Genus Myrmotherula

Antwren, Star-throated  Myrmotherula gularis  Found: Brazil
Image by 1, 2) Dario Sanches


Antwren, Unicolored  Myrmotherula unicolor    Found: Brazil
Image by: Dario Sanches - Brazil



Genus Neoctantes - 1 species

Bushbird, Black  Neoctantes niger  Found: South America
Image by: Dick Daniels - Botanical Gardens, Quito, Ecuador
1) ID needs verification



Genus Phaenostictus - 1 species

Antbird, Ocellated  Phaenostictus mcleannani  Found; Central America, South America
Image by: 1, 2, 3) Dick Daniels - Soberania National Park, Panama



Genus Pyriglena

Fire-eye, White-shouldered  Pyriglena leucoptera  Found: southern South America
Image by: 1, 2) Dario Sanches - Brazil


Antshrike, Black-crested   Sakesphorus canadensis   Found: South America
Image by: 1, 2) Dominic Sherony



Genus Thamnophilus

Antshrike, Barred Thamnophilus doliatus  Found: South America 
The male Barred Antshrike has barred black-and-white plumage; white based black crest.

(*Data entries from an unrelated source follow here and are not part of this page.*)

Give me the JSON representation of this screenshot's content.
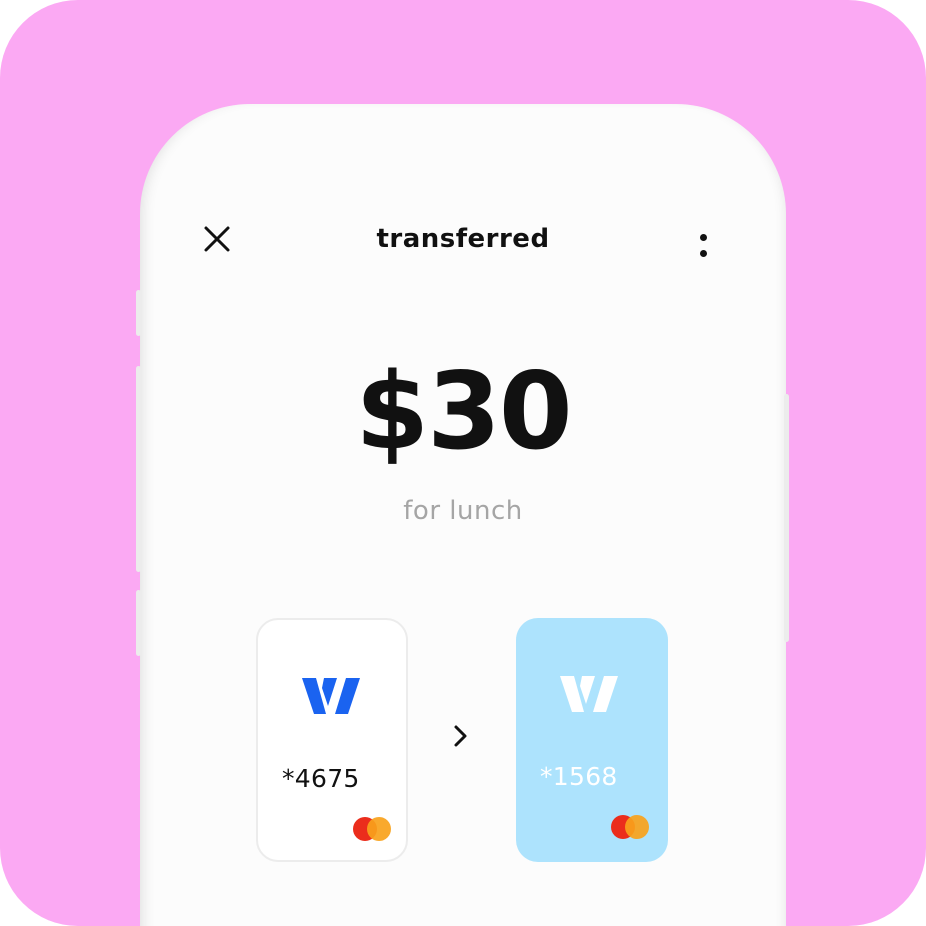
{
  "header": {
    "title": "transferred",
    "close_icon": "close-icon",
    "more_icon": "more-vertical-icon"
  },
  "transfer": {
    "amount": "$30",
    "note": "for lunch"
  },
  "cards": {
    "from": {
      "number": "*4675",
      "logo_icon": "w-logo-icon",
      "network_icon": "mastercard-icon"
    },
    "to": {
      "number": "*1568",
      "logo_icon": "w-logo-icon",
      "network_icon": "mastercard-icon"
    },
    "arrow_icon": "chevron-right-icon"
  },
  "colors": {
    "background": "#fba9f3",
    "accent": "#1a63f0",
    "to_card": "#ade3fd",
    "note_text": "#a5a5a5"
  }
}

Female has rufous upperparts; chestnut crest; blacked-streaked side of head and neck; rich buff underparts.
Image by 1, 4) New Jersy Birds     2, 5, 6) Dario Sanches   3, 7) Charlie Westerinen - near the Arenal volcano in Costa Rica.
1, 2, 3) Female  4 - 7) Male



Antshrike, Black  Thamnophilus nigriceps  Found: Panama, Columbia
Image by: 1) Joseph Smit  2) Dick Daniels - Soberania National Park, Panama
1) Female  2) Male


Antshrike, Black-hooded   Thamnophilus bridgesi  Found: Costa Rica, Panama
Image by: Jerry Oldenettel - Tarcoles River, Costa Rica


Antshrike, Rufous-capped  Thamnophilus ruficapillus  Found: South America
Image by: Claudio Timm
1) Male


Antstrike, Western Slaty- Thamnophilus atrinucha  Found: Central America, South America
Image by: 1) Brian Ralphs  2) Patty McGann - Panama   3) Francesco Veronesi - Ecuador  4) Dick Daniels - Soberania National Park, Panama


Antshrike, Variable  Thamnophilus caerulescens  Found: South America
Image by:  1, 2) Cláudio Timm - Rio Grande do Sul, Brazil  3, 4, 5) Dario Sanches - Brazil
1) Female  2 - 5) Male




Genus Willisornis

Antbird, Scale-backed  Willisornis poecilinotus  Found: Amazon basin of South America
Image by: 1) Jose Loiza - Ecuador  2) Dick Daniels - Ecuador
1) Female  2) Male








Back to Top